A health sciences researcher at Simon Fraser University is challenging myths around sex for women living with HIV through a new project called Life & Love with HIV.
Allison Carter says over 16,000 women in Canada are living with HIV but most of the support they receive in regards to sexual heath is about how to use condoms to prevent transmission. "However, science shows that when women are on treatment and stay virally suppressed there is effectively no risk of transmitting the virus to an HIV-negative partner."
The new website and social media project aims to normalize sex and intimacy for women living with HIV.
Carter is also trying to shift the focus of HIV research on sexual health from prevention to pleasure. "In our culture women living with HIV are imagined as having no right to a sexual life or that sex is maybe not important to them once they become diagnosed with HIV. We conducted a study and found that half of women living with HIV in Canada say that sex is an important part of their lives."
Her research comes from the CHIWOS Canadian HIV Women's Sexual and Reproductive Health Cohort Study and includes survey responses from over 1,400 women living with HIV across Canada.
The study indicated that more than 80 per cent of women living with HIV in Canada have experienced some form of violence in their lives.
"Sex unfolds in a very specific context in terms of HIV stigma, gender-based violence and the criminalization of people for not disclosing their HIV status to others.
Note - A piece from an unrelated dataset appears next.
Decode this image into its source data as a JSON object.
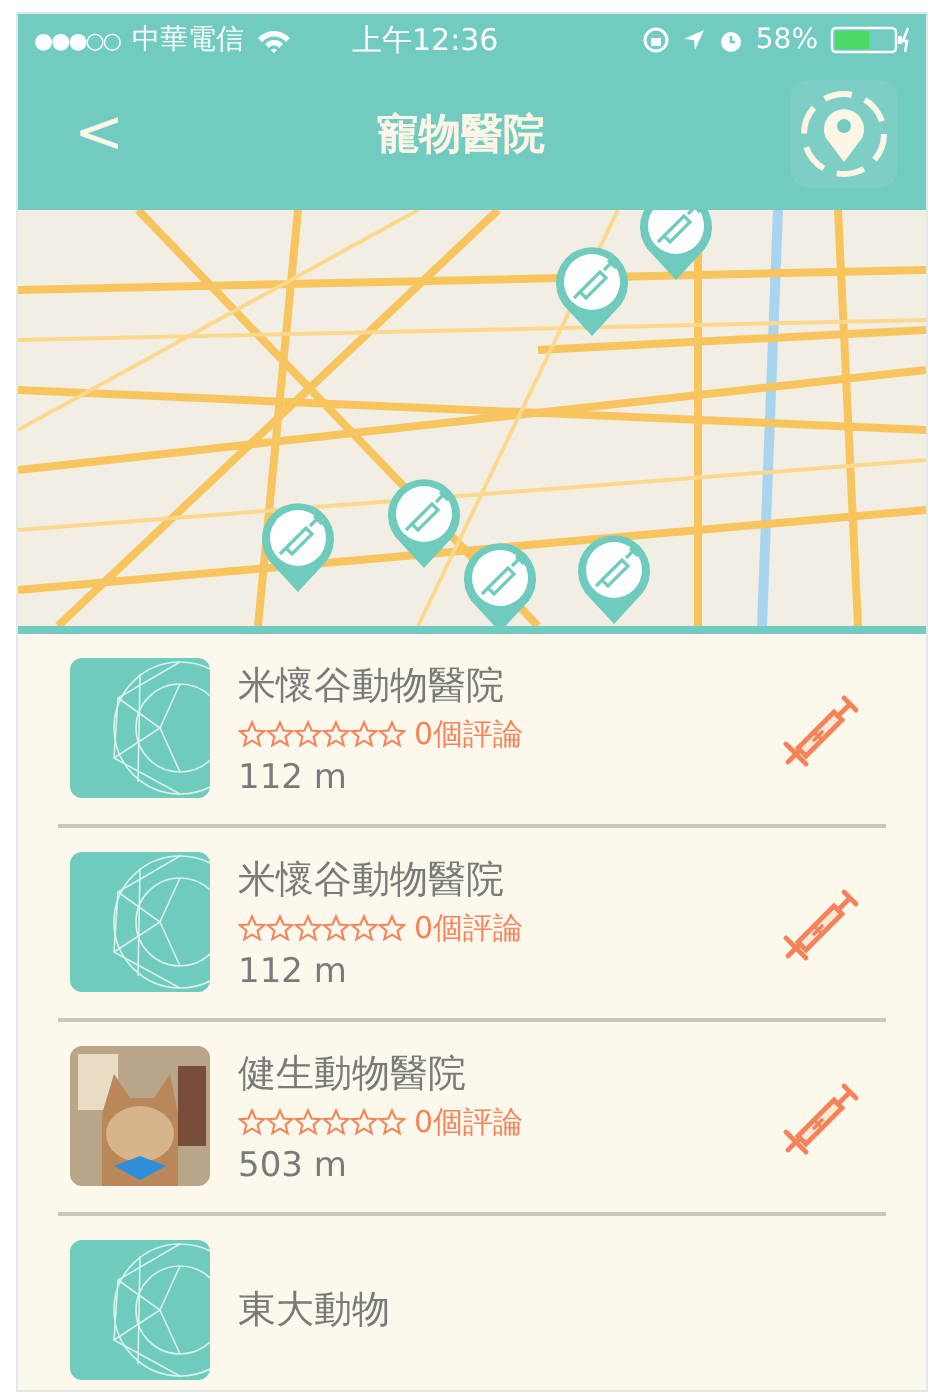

That environment can create a lot of stigma and fear, which makes navigating sex challenging," she says
According to the Canadian HIV/AIDS Legal Network, about 80 Canadian experts endorsed a statement in 2014 saying that the chance of transmitting HIV is low to zero for many types of sex. The experts said a poor appreciation of this knowledge within the legal community has contributed to the overly broad use of criminal charges against people with HIV.
"It's really important for us as a society to create more supportive social conditions in which women's sexual health and sexual wellbeing is honoured and respected and protected and promoted," says Carter, which includes trauma informed counselling for women that have experienced violence.
The study also found that women who were more educated and understood that HIV treatment prevents transmission had better physical health. Those women ranked sex as having a greater importance in their lives then women who were older and experiencing violence.
Carter is presenting her findings at the 27th annual Canadian Conference in HIV/AIDS research in Vancouver, which runs from April 26 to 29.